▶ Problem description:
Pictures are to be left out; everything else in the records must be repeated exactly.

▶ Records for processing:
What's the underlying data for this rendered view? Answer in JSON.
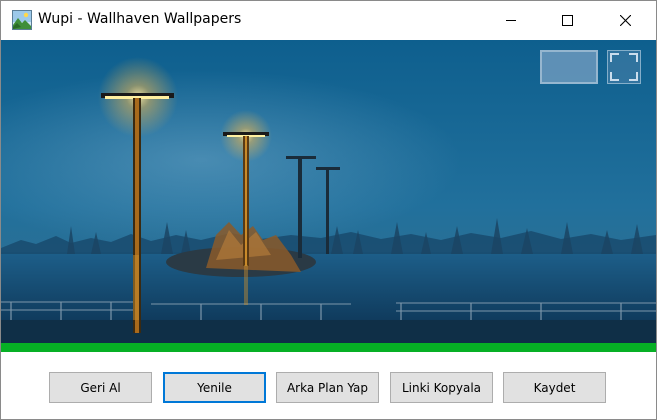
{
  "window": {
    "title": "Wupi - Wallhaven Wallpapers",
    "app_icon": "landscape-picture-icon",
    "controls": [
      "minimize-icon",
      "maximize-icon",
      "close-icon"
    ]
  },
  "wallpaper": {
    "description_icon": "wallpaper-image",
    "overlay_buttons": [
      "fit-wallpaper-icon",
      "fullscreen-icon"
    ]
  },
  "progress": {
    "value": 1.0,
    "color": "#06b025"
  },
  "buttons": {
    "undo": "Geri Al",
    "refresh": "Yenile",
    "set_background": "Arka Plan Yap",
    "copy_link": "Linki Kopyala",
    "save": "Kaydet"
  },
  "colors": {
    "focus_border": "#0078d7",
    "button_face": "#e1e1e1"
  }
}
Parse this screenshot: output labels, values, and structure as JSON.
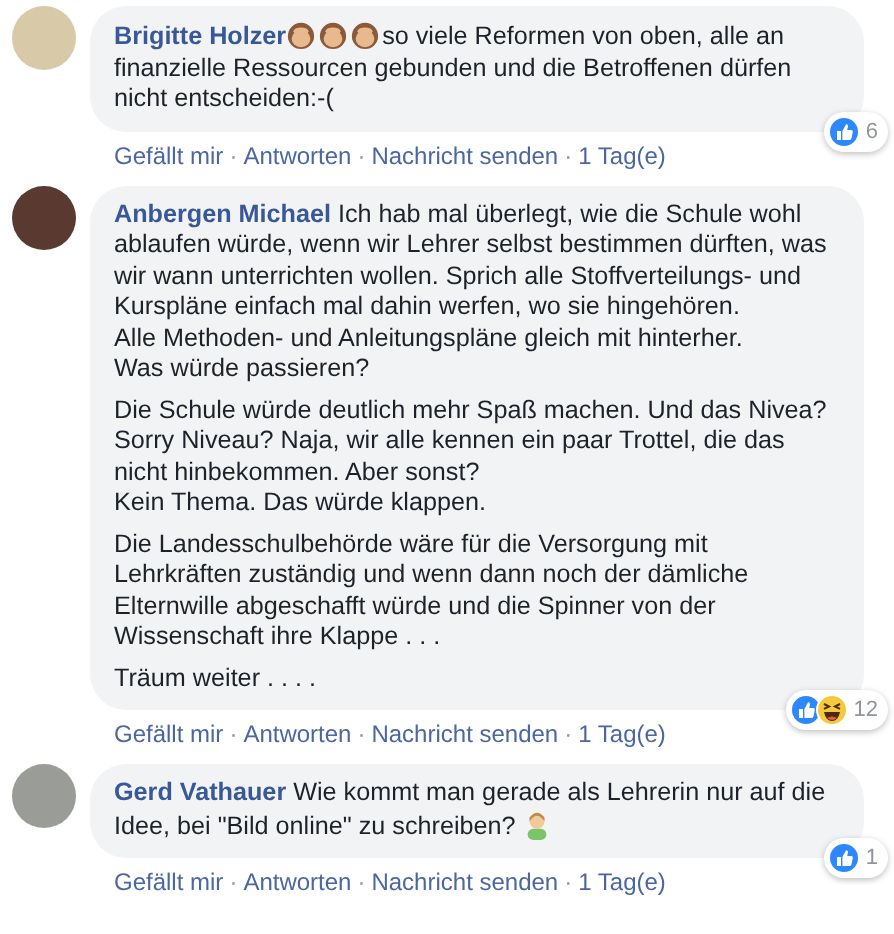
{
  "comments": [
    {
      "author": "Brigitte Holzer",
      "paragraphs": [
        [
          {
            "kind": "monkey"
          },
          {
            "kind": "monkey"
          },
          {
            "kind": "monkey"
          },
          {
            "kind": "text",
            "text": "so viele Reformen von oben, alle an finanzielle Ressourcen gebunden und die Betroffenen dürfen nicht entscheiden:-("
          }
        ]
      ],
      "reactions": [
        {
          "kind": "like"
        }
      ],
      "reaction_count": "6",
      "separator": "·",
      "actions": [
        "Gefällt mir",
        "Antworten",
        "Nachricht senden",
        "1 Tag(e)"
      ]
    },
    {
      "author": "Anbergen Michael",
      "paragraphs": [
        [
          {
            "kind": "text",
            "text": "Ich hab mal überlegt, wie die Schule wohl ablaufen würde, wenn wir Lehrer selbst bestimmen dürften, was wir wann unterrichten wollen. Sprich alle Stoffverteilungs- und Kurspläne einfach mal dahin werfen, wo sie hingehören.\nAlle Methoden- und Anleitungspläne gleich mit hinterher.\nWas würde passieren?"
          }
        ],
        [
          {
            "kind": "text",
            "text": "Die Schule würde deutlich mehr Spaß machen. Und das Nivea? Sorry Niveau? Naja, wir alle kennen ein paar Trottel, die das nicht hinbekommen. Aber sonst?\nKein Thema. Das würde klappen."
          }
        ],
        [
          {
            "kind": "text",
            "text": "Die Landesschulbehörde wäre für die Versorgung mit Lehrkräften zuständig und wenn dann noch der dämliche Elternwille abgeschafft würde und die Spinner von der Wissenschaft ihre Klappe . . ."
          }
        ],
        [
          {
            "kind": "text",
            "text": "Träum weiter . . . ."
          }
        ]
      ],
      "reactions": [
        {
          "kind": "like"
        },
        {
          "kind": "haha"
        }
      ],
      "reaction_count": "12",
      "separator": "·",
      "actions": [
        "Gefällt mir",
        "Antworten",
        "Nachricht senden",
        "1 Tag(e)"
      ]
    },
    {
      "author": "Gerd Vathauer",
      "paragraphs": [
        [
          {
            "kind": "text",
            "text": "Wie kommt man gerade als Lehrerin nur auf die Idee, bei \"Bild online\" zu schreiben?"
          },
          {
            "kind": "person"
          }
        ]
      ],
      "reactions": [
        {
          "kind": "like"
        }
      ],
      "reaction_count": "1",
      "separator": "·",
      "actions": [
        "Gefällt mir",
        "Antworten",
        "Nachricht senden",
        "1 Tag(e)"
      ]
    }
  ]
}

▶ Solution to this exercise:
What's the underlying data for this rendered view? Answer in JSON.
{
  "window": {
    "title": "Wupi - Wallhaven Wallpapers",
    "app_icon": "landscape-picture-icon",
    "controls": [
      "minimize-icon",
      "maximize-icon",
      "close-icon"
    ]
  },
  "wallpaper": {
    "description_icon": "wallpaper-image",
    "overlay_buttons": [
      "fit-wallpaper-icon",
      "fullscreen-icon"
    ]
  },
  "progress": {
    "value": 1.0,
    "color": "#06b025"
  },
  "buttons": {
    "undo": "Geri Al",
    "refresh": "Yenile",
    "set_background": "Arka Plan Yap",
    "copy_link": "Linki Kopyala",
    "save": "Kaydet"
  },
  "colors": {
    "focus_border": "#0078d7",
    "button_face": "#e1e1e1"
  }
}
Parse this screenshot: output labels, values, and structure as JSON.
{
  "comments": [
    {
      "author": "Brigitte Holzer",
      "paragraphs": [
        [
          {
            "kind": "monkey"
          },
          {
            "kind": "monkey"
          },
          {
            "kind": "monkey"
          },
          {
            "kind": "text",
            "text": "so viele Reformen von oben, alle an finanzielle Ressourcen gebunden und die Betroffenen dürfen nicht entscheiden:-("
          }
        ]
      ],
      "reactions": [
        {
          "kind": "like"
        }
      ],
      "reaction_count": "6",
      "separator": "·",
      "actions": [
        "Gefällt mir",
        "Antworten",
        "Nachricht senden",
        "1 Tag(e)"
      ]
    },
    {
      "author": "Anbergen Michael",
      "paragraphs": [
        [
          {
            "kind": "text",
            "text": "Ich hab mal überlegt, wie die Schule wohl ablaufen würde, wenn wir Lehrer selbst bestimmen dürften, was wir wann unterrichten wollen. Sprich alle Stoffverteilungs- und Kurspläne einfach mal dahin werfen, wo sie hingehören.\nAlle Methoden- und Anleitungspläne gleich mit hinterher.\nWas würde passieren?"
          }
        ],
        [
          {
            "kind": "text",
            "text": "Die Schule würde deutlich mehr Spaß machen. Und das Nivea? Sorry Niveau? Naja, wir alle kennen ein paar Trottel, die das nicht hinbekommen. Aber sonst?\nKein Thema. Das würde klappen."
          }
        ],
        [
          {
            "kind": "text",
            "text": "Die Landesschulbehörde wäre für die Versorgung mit Lehrkräften zuständig und wenn dann noch der dämliche Elternwille abgeschafft würde und die Spinner von der Wissenschaft ihre Klappe . . ."
          }
        ],
        [
          {
            "kind": "text",
            "text": "Träum weiter . . . ."
          }
        ]
      ],
      "reactions": [
        {
          "kind": "like"
        },
        {
          "kind": "haha"
        }
      ],
      "reaction_count": "12",
      "separator": "·",
      "actions": [
        "Gefällt mir",
        "Antworten",
        "Nachricht senden",
        "1 Tag(e)"
      ]
    },
    {
      "author": "Gerd Vathauer",
      "paragraphs": [
        [
          {
            "kind": "text",
            "text": "Wie kommt man gerade als Lehrerin nur auf die Idee, bei \"Bild online\" zu schreiben?"
          },
          {
            "kind": "person"
          }
        ]
      ],
      "reactions": [
        {
          "kind": "like"
        }
      ],
      "reaction_count": "1",
      "separator": "·",
      "actions": [
        "Gefällt mir",
        "Antworten",
        "Nachricht senden",
        "1 Tag(e)"
      ]
    }
  ]
}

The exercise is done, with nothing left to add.